|Asst Prof Benoit Taisne||Benoit Taisne’s current research focuses on the early anticipation of the style and size of volcanic eruptions. He uses new tomographic methods (muon telescopes) to shed light on two crucial parts of the volcanic system that have so far remained elusive for volcanologists and hazard managers, and which are key inputs for ash dispersal models:
- The structure (i.e. density distribution) and geometry of the volcanic conduit,
- The characteristics of ash columns.
Results from the muon tomography experiments will be complemented by more traditional data and methods from different disciplines like geophysics (seismologic studies), geodesy (GPS studies), and geochemistry (petrology and gas chemistry). All these data will be jointly inverted in near real-time with physics-based models of magma migration to get quantitative values for key physical parameters controlling the eruption style, and hence anticipate the style and size of eruptions to come.
His main research interests are:
- Magma migration
- Eruption dynamic
- Development of realtime monitoring technics
- Numerical simulation
- Laboratory experiments in fluids dynamics
|Asst Prof Caroline Bouvet De Maisonneuve||The development of increasingly precise geophysical monitoring tools has led to progress in the field of eruption forecasting, but predicting the size and vigor of an eruption remains a major challenge in the assessment of risks. The vast majority of active volcanoes display wide ranges in eruption styles over long and short time scales, from effusive lava flows or dome growth to explosive Strombolian, Vulcanian, or Plinian eruptions. My long term goals are to shed light on the combinations of processes and physical parameters that govern the magnitudes and styles of eruptions, and to enhance our ability to interpret geophysical and geodetic monitoring signals in terms of magmatic processes.
My main research interests, therefore, focus on:
What processes control the magnitude and style of a given eruption?
How and why do these controlling factors change from one eruptive center to the next?
Why does the magnitude and style vary from eruption to eruption at a same volcano?
In addition, the fact of addressing these questions may also bring elements of response to more petrology-based problems such as: How to reconcile the plutonic and volcanic record? How and where do magmas differentiate (e.g. assimilation vs. fractional crystallization)? How do the transport, accumulation, and differentiation of magma affect the formation of continental crust?
|Assoc Prof Cheng Niansheng||Prof Cheng Nian-Sheng's areas of expertise are hydraulics, sediment transport and turbulence. His current research works focus on open channel flows with vegetation, turbulent flows over dune-covered bed, and simultaneous measurements of two-phase flows.
|Asst Prof Cheung Sai Hung||-Catastrophe risk modeling, analysis, mitigation and management due to natural disasters and man-made hazards
-Reliability, Risk engineering and science

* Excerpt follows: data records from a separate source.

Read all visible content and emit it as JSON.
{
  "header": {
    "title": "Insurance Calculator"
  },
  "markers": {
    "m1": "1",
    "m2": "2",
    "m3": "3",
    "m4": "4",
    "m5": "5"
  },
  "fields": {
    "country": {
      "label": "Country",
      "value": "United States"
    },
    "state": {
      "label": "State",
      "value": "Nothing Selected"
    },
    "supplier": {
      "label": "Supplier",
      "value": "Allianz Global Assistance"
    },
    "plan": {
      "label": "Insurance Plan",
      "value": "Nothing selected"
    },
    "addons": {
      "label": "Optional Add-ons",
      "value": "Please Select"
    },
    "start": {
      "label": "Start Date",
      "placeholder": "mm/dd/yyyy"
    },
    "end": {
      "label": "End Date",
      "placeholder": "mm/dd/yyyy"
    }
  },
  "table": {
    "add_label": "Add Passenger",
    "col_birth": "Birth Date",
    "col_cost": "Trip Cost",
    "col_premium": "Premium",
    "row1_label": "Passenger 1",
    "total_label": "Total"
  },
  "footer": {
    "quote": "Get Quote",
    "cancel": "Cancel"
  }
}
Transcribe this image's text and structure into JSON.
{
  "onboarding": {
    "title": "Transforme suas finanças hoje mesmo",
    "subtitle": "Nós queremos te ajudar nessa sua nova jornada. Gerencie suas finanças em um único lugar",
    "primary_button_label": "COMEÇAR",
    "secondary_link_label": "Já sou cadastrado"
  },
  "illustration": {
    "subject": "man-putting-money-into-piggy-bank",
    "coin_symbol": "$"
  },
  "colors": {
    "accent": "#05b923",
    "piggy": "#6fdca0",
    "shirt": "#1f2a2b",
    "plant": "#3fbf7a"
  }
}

-Earthquake engineering, Performance-based engineering
-Sustainable urban planning and development
-Climate Change Impact Studies
-Optimal decision making, design and control under uncertainty

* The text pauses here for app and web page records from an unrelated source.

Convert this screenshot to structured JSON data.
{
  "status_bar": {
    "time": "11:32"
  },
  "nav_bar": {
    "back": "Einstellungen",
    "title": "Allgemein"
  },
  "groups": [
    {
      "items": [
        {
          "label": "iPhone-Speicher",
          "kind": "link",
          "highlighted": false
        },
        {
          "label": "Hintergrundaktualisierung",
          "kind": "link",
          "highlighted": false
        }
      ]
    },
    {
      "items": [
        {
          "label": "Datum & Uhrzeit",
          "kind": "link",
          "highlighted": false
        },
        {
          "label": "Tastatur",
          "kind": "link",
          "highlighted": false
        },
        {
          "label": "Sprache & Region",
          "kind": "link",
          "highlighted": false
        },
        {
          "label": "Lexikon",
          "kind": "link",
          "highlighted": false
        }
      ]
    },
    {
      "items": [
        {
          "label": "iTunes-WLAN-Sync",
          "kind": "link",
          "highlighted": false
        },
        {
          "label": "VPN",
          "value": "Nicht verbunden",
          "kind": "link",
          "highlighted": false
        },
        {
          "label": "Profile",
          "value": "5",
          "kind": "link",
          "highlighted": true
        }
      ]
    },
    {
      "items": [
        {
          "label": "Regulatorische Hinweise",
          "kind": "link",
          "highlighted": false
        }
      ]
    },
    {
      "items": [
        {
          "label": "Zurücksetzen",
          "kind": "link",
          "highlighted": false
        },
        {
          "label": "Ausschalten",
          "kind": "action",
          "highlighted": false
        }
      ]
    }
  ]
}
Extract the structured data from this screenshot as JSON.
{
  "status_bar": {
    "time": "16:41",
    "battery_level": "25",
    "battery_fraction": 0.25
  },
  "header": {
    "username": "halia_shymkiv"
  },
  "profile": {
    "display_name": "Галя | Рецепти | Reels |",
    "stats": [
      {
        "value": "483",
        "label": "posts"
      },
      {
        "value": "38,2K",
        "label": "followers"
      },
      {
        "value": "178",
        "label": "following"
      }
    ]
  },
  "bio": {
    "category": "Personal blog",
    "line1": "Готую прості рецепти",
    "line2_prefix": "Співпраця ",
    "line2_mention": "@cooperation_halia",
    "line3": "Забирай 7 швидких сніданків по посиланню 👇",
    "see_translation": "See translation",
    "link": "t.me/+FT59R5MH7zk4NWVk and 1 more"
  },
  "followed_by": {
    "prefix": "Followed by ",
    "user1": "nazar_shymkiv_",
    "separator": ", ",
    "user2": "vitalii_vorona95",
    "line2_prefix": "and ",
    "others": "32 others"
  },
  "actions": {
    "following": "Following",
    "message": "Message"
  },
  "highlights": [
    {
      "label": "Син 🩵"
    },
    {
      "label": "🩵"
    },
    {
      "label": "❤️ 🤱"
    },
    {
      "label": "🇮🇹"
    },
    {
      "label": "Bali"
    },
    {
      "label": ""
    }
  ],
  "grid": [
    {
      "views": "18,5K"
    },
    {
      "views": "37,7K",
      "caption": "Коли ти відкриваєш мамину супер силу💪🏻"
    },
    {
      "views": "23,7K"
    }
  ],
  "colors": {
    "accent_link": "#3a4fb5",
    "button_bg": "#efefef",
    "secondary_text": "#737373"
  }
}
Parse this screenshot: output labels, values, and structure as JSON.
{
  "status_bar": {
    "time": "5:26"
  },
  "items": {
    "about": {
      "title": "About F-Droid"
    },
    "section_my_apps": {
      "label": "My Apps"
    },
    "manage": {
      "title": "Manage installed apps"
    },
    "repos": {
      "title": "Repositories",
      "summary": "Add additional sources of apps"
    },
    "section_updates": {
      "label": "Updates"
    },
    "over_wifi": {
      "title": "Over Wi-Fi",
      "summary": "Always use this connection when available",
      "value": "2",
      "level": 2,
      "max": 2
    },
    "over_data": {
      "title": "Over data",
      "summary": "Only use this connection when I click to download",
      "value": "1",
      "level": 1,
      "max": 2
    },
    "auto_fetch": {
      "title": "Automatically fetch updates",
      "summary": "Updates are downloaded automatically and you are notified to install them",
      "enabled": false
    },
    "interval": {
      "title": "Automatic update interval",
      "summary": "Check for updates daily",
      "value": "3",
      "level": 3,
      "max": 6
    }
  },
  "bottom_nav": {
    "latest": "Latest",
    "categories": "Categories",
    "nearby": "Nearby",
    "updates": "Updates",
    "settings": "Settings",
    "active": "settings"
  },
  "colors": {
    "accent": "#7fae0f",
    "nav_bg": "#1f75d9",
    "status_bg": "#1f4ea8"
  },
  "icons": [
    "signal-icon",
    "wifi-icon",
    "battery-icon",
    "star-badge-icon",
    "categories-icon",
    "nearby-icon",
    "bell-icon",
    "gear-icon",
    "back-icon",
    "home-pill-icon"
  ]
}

-Uncertainty quantification, System identification
-Structural health monitoring